Advocates for the abortion industry have sought to portray efforts to defund Planned Parenthood as a "War on Women," but the issue is big business, and that business is abortion. This legislative battle is about Big Abortion v. American Taxpayers. As Abby Johnson, a former Planned Parenthood director, recently said, "Planned Parenthood's mission, on paper, is to give women quality and affordable health care and to protect women's rights. In reality, their mission is to increase their abortion numbers and in turn increase their revenue."

According to its most recent annual report, the organization raked in $1.1 billion in total revenue. Of that amount, $363.2 million came from taxpayers in the form of government grants and contracts. While current law prohibits Planned Parenthood from directly using tax dollars on abortions, taxpayers subsidize its overall operation, freeing up funds that can be diverted to direct spending on abortion.

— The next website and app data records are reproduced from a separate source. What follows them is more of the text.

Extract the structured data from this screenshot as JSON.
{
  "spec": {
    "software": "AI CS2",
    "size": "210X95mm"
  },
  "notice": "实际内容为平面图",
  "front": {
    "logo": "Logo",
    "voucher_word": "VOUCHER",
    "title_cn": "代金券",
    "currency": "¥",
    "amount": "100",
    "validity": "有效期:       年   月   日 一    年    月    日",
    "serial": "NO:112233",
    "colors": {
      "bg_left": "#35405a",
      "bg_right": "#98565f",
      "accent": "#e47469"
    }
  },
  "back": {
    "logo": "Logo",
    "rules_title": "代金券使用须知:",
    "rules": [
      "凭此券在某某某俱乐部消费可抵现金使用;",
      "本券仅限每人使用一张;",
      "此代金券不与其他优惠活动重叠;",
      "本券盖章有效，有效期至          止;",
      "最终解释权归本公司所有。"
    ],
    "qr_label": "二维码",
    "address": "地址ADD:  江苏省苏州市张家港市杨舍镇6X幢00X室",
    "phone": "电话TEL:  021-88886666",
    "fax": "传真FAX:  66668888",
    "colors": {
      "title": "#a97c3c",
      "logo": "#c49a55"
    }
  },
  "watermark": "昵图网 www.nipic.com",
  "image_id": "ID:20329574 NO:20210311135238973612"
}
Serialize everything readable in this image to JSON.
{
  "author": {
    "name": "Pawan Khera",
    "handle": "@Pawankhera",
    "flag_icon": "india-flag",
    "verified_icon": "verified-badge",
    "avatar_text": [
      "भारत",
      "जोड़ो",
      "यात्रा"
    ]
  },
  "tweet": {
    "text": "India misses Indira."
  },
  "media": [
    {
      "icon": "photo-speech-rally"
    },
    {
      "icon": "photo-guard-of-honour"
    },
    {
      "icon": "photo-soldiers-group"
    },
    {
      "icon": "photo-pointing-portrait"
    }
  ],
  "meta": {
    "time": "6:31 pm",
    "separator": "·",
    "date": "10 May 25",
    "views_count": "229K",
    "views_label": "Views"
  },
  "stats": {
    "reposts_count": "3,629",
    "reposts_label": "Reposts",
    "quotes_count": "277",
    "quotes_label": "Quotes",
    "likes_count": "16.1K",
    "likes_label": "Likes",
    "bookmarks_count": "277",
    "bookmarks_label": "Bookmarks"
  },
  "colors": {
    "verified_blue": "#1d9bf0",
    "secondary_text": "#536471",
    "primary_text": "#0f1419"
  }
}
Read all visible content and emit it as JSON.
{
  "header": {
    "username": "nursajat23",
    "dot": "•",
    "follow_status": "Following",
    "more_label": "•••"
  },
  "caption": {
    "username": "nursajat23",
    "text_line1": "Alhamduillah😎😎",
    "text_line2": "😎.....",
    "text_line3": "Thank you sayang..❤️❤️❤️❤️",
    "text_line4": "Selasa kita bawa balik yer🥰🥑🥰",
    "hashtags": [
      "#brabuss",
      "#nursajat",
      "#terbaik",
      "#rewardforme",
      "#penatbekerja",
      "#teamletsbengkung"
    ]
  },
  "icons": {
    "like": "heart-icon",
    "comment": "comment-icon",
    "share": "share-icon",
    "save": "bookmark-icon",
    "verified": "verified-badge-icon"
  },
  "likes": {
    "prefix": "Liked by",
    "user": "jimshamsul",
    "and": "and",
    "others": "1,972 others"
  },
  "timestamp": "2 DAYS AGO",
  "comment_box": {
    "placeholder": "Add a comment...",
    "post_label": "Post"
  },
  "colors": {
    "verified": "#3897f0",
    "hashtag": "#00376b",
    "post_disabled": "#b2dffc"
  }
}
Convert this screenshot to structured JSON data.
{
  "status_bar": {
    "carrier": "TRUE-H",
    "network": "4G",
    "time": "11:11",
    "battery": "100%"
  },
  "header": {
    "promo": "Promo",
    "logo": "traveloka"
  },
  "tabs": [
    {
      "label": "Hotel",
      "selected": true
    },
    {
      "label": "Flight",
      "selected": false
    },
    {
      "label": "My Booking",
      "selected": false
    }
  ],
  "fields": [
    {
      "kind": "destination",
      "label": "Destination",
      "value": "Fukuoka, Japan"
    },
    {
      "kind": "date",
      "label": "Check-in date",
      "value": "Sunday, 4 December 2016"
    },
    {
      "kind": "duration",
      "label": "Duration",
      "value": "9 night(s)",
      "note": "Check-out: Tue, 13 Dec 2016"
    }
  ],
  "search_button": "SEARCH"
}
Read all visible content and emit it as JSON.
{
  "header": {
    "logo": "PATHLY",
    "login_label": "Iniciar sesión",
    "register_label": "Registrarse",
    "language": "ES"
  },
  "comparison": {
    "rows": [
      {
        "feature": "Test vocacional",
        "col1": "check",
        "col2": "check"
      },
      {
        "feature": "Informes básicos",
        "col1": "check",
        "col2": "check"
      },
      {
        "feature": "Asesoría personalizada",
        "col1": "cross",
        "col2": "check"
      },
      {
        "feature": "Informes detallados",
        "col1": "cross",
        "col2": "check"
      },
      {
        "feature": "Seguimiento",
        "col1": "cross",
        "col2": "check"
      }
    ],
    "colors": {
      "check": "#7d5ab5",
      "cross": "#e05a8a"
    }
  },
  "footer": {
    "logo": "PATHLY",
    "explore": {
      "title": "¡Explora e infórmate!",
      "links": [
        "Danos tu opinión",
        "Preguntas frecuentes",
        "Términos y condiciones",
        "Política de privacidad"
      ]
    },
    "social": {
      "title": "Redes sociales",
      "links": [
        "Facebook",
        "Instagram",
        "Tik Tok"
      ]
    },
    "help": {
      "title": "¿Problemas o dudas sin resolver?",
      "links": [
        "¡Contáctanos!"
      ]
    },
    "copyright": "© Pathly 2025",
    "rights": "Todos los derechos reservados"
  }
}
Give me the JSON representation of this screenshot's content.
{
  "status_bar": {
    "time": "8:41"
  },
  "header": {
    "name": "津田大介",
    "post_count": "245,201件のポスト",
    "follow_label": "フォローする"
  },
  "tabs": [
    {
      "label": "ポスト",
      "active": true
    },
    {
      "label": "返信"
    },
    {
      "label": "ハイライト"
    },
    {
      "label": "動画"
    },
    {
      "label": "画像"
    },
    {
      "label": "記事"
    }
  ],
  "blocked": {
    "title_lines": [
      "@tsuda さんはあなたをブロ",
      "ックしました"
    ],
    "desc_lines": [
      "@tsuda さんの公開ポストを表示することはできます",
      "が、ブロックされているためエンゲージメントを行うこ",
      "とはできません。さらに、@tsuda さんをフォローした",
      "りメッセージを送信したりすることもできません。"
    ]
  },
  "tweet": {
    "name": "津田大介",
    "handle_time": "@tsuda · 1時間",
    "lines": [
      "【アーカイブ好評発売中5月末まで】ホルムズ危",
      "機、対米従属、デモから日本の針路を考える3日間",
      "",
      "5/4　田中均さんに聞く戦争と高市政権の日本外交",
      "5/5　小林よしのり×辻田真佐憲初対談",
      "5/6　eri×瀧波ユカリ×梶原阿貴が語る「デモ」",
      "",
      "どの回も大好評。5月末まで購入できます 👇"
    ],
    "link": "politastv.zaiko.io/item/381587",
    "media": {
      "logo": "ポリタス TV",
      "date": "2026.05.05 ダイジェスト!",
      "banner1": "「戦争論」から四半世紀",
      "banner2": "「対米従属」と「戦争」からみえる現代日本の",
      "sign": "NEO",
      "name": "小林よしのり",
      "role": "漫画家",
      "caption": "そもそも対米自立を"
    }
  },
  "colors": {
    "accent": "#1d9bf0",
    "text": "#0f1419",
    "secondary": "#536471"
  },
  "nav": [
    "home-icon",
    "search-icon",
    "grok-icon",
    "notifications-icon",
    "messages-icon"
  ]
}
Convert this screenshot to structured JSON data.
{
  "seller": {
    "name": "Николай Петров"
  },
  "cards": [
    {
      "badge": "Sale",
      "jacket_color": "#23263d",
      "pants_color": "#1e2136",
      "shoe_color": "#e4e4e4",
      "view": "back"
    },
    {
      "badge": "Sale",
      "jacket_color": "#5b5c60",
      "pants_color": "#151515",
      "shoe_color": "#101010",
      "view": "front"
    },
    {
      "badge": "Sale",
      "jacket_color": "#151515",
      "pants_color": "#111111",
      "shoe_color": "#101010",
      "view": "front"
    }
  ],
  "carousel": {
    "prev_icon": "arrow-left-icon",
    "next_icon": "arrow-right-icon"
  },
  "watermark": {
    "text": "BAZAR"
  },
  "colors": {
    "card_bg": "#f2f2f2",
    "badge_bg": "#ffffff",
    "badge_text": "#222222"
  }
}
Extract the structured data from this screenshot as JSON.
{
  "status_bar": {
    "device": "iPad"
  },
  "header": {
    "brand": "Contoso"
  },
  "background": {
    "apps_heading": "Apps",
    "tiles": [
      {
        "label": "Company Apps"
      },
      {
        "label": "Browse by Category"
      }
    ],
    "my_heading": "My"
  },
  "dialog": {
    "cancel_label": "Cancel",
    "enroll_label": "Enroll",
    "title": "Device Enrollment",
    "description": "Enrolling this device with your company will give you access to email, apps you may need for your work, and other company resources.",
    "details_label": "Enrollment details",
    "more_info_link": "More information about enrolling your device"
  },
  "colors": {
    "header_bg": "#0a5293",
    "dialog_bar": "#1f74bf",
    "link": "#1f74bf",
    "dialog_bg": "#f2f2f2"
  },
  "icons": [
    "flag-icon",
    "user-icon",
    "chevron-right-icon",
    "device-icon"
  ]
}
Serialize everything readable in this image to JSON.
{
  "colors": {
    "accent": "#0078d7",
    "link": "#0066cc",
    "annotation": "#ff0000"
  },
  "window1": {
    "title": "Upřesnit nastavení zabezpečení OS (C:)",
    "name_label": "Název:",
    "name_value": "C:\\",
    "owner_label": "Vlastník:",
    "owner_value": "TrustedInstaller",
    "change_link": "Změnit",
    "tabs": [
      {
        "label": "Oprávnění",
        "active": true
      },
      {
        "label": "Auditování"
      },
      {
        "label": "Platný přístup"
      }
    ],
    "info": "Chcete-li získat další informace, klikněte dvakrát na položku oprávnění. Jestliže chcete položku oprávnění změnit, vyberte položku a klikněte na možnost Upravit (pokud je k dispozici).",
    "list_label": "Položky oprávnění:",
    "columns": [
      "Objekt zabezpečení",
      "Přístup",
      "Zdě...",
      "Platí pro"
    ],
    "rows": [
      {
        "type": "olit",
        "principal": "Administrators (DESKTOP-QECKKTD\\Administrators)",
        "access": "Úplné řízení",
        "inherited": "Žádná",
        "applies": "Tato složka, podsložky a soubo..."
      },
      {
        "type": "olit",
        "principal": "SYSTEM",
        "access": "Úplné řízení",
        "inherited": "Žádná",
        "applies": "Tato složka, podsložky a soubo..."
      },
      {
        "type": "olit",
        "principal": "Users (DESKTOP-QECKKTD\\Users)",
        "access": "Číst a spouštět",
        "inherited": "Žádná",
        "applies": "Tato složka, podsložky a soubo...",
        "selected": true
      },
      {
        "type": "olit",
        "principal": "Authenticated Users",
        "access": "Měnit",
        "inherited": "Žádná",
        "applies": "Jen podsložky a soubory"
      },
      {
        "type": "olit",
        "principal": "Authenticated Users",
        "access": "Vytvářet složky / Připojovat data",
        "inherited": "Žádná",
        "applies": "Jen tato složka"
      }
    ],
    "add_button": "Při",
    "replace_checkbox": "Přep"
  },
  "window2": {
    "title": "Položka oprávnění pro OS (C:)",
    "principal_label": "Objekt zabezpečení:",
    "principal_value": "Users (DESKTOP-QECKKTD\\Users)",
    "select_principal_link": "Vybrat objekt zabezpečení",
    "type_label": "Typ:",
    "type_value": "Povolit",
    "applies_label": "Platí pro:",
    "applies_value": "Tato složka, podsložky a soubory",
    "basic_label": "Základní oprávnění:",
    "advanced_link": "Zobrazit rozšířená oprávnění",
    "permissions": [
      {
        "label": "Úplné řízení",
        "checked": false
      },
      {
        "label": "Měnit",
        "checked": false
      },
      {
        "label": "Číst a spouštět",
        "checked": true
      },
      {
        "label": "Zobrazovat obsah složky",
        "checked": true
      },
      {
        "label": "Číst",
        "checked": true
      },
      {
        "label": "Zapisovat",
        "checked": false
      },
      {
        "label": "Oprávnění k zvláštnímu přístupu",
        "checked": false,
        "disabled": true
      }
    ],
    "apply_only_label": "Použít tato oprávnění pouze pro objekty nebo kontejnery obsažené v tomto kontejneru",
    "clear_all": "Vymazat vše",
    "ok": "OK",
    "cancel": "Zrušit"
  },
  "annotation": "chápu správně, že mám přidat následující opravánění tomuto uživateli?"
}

And for all the talk about how poor women would be harmed if taxpayers stopped subsidizing Big Abortion, it is telling to see how Planned Parenthood is spending its money. According to a June 2008 story in the Wall Street Journal, Planned Parenthood was flush with cash and using its profits to rebrand itself. The effort was designed to build the business by targeting wealthy consumers to complement their existing customer base of poor and minority populations. While taxpayers underwrite its operations, Planned Parenthood is building luxury health centers in shopping centers and malls, designed by marketing experts with touches such as hardwood floors, muted lighting, and large waiting rooms.

And Big Abortion routinely puts profits over women's health and safety. When women testify in favor of tightening safety standards at clinics, Planned Parenthood fights them. And despite the fact that 88 percent of Americans favor informed-consent laws that provide information about the risks of, and alternatives to, abortion for women, Planned Parenthood opposes these efforts and works to keep women in the dark. And tragically, in some instances, Planned Parenthood has refused to cooperate when law-enforcement officials have sought information to help girls they believed to be victims of child rape or molestation.

The nation's largest abortion provider also offers some helpful services, but that should not translate into Americans' being forced to fund them. Many organizations that provide charitable services, such as the Salvation Army, do not expect to be underwritten by American taxpayers. Why should Big Abortion be the exception?

As Abby Johnson has said, "There are better uses of our money. Planned Parenthood provides shabby, limited health care." If supporters of Planned Parenthood wish to support the organization, they have every right to do so, but they should not expect everyone else to sign the check.

The time has come to deny any and all federal funding to Planned Parenthood Federation of America.